The “shoe operating detail” was established in 1940 and was under the power of city administrators from the “Reich” Ministry of Economics. It included a shoe testing road with numerous coverings which was laid out around the march turf and people had to trek on it for days on end with enormous bundles to experiment with the usefulness of several shoe sole fabrics. From 1942, more than 100 satellite elements and satellite camps were established in the course of the mass deployment of concentration camp people as obligatory workers in the armaments traffic.
Tens of thousands of people departed in Sachsenhausen concentration camp as an outcome of starvation, infection, forced labour, medical tests and injustice or were the patients of standardized extermination procedures by the SS. In the autumn of 1941, the SS massacred at least 13,000 Soviet criminals of battle, among whom several were Jews, in a purpose-built “neck shot unit” and testing of fume automobiles.
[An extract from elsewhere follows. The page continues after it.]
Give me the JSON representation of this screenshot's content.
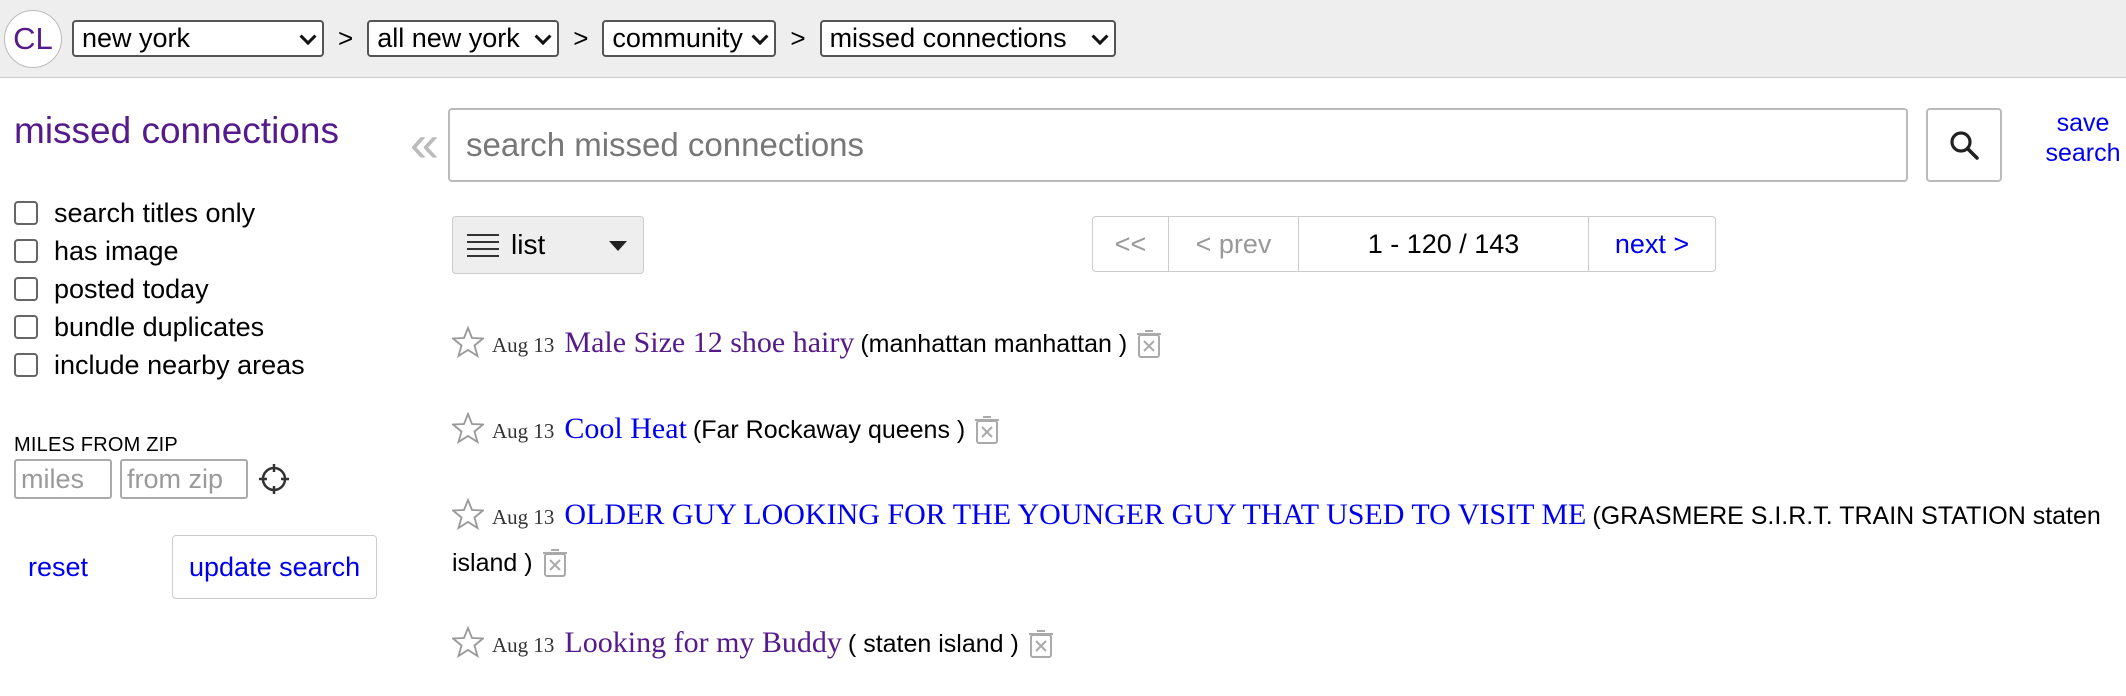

Nearly six months later, at the beginning of 1942, an extermination department was assembled in the industrial property, with a crematorium and a neck shot battalion, with a gas chamber expanded in 1943. Analogously to Tower A, which was the corridor entrance, the SS cynically called this facility “Station Z”.
Some 80,000 people were imprisoned in Sachsenhausen concentration camp and its satellites at the outset of 1945, of whom 58,000 were in the Sachsenhausen central camp. When the Red Army entered the River Oder, the camp commandant, obeying the instructions of the top SS administration, ordered rehearsals to be prepared for vacating the camp. In February 1945 an SS special battalion led the way by Otto Moll massacred some 3,000 people who were deemed “dangerous”, who had martial coaching or had formerly been categorized as “unfit for marching”. At least 13,000 more people were sent to Mauthausen and Bergen-Belsen concentration camps.
The evacuation of the Sachsenhausen concentration camp started in the earlier hours of 21 April 1945. Thousands of interns departed on these Death Parades. On 22 April 1945, battalions of the Soviet and Polish armies evacuated approximately 3,000 weak people as well as nurses and physicians who had been abandoned behind in the camp. 300 of the camp’s retired inhabitants did not live their independence and expired there as an outcome of their imprisonment in the concentration camp.